Here are a few safety tips you can take to better protect yourself if you are expecting a package delivery.
• Always retrieve packages (and mail) as soon as it arrives.
If you are not going to be home to receive the package:
• Send the package to the residence of a trusted friend or relative who you know will be home. Be sure that the friend is ready and waiting to retrieve the package when the doorbell rings and be on the lookout in case the doorbell doesn’t ring.
• Ask the package delivery company to hold the package if you will not be home. (Many have local delivery centers.)
• Request that your package is marked “signature required.” This requires the delivery person to stand by and wait until you’re available to retrieve the package.
• Leave special instructions with the delivery company on where to deliver the package. A good place is on the side or back of the house, so that the package is out of sight from the road.
• Use a company that provides a tracking service and check online to see when it is scheduled to arrive.
• Have the items shipped to the nearest store for “in-store pick up.”
Dearborn residents are asked to be vigilant and report suspicious activity to the Dearborn Police Department at 313-943-3030. If you see a crime in progress, call 911.
Beware of potential scams through mail
The Dearborn Police Department reminds the public to be suspicious of unusual or “too good to be true” offers sent through the mail.
Letters indicating that you will receive offers of free trips, airline tickets, or cash if you provide your personal information may be an attempt to steal your identity. They may also say you have won a lottery and they need your account number to transfer the funds.
There are many variations of this scam designed to obtain your personal information in an effort to make electronic withdraws from your bank account or assume your identity to obtain fraudulent credit accounts.
The public is cautioned not to give out their personal information. People should contact their bank or credit card company directly using the number provided on their credit card or bank statement to determine if they are legitimately trying to make contact. Never use phone numbers listed in the letters, as they will be fraudulent as well.
Kitchen safety Facts
• The leading cause of fires in the kitchen is unattended cooking.
• Most cooking fires in the home involve the stovetop.
Cooking brings family and friends together, provides an outlet for creativity and can be relaxing. But did you know that cooking fires are the No. 1 cause of home fires and home injuries? By following a few safety tips you can prevent these fires.
“Cook with caution”
• Be on alert! If you are sleepy or have consumed alcohol don’t use the stove or stovetop.
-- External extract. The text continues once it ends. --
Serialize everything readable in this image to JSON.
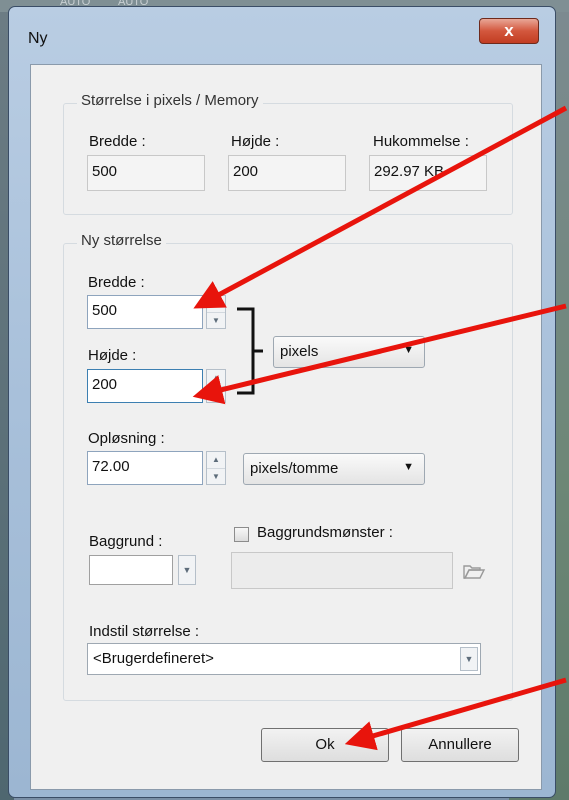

• Stay in the kitchen while you are frying, grilling,
or broiling food. If you leave the kitchen for even a short period of time, turn off the stove.
• If you are simmering, baking, roasting, or boiling food, check it regularly, remain in the home while food is cooking, and use a timer to remind you that you are cooking.
• Keep anything that can catch fire — oven mitts, wooden utensils, food packaging, towels or curtains — away from your stovetop.
If you have a cooking fire
• Just get out. When you leave, close the door behind you to help contain the fire.
• Call 911 or the local emergency number after you leave.
• If you try to fight the fire, be sure others are getting out and you have a clear way out.
• Keep a lid nearby when you’re cooking to smother small grease fires. Smother the fire by sliding the lid over the pan and turn off the stovetop. Leave the pan covered until it is completely cooled.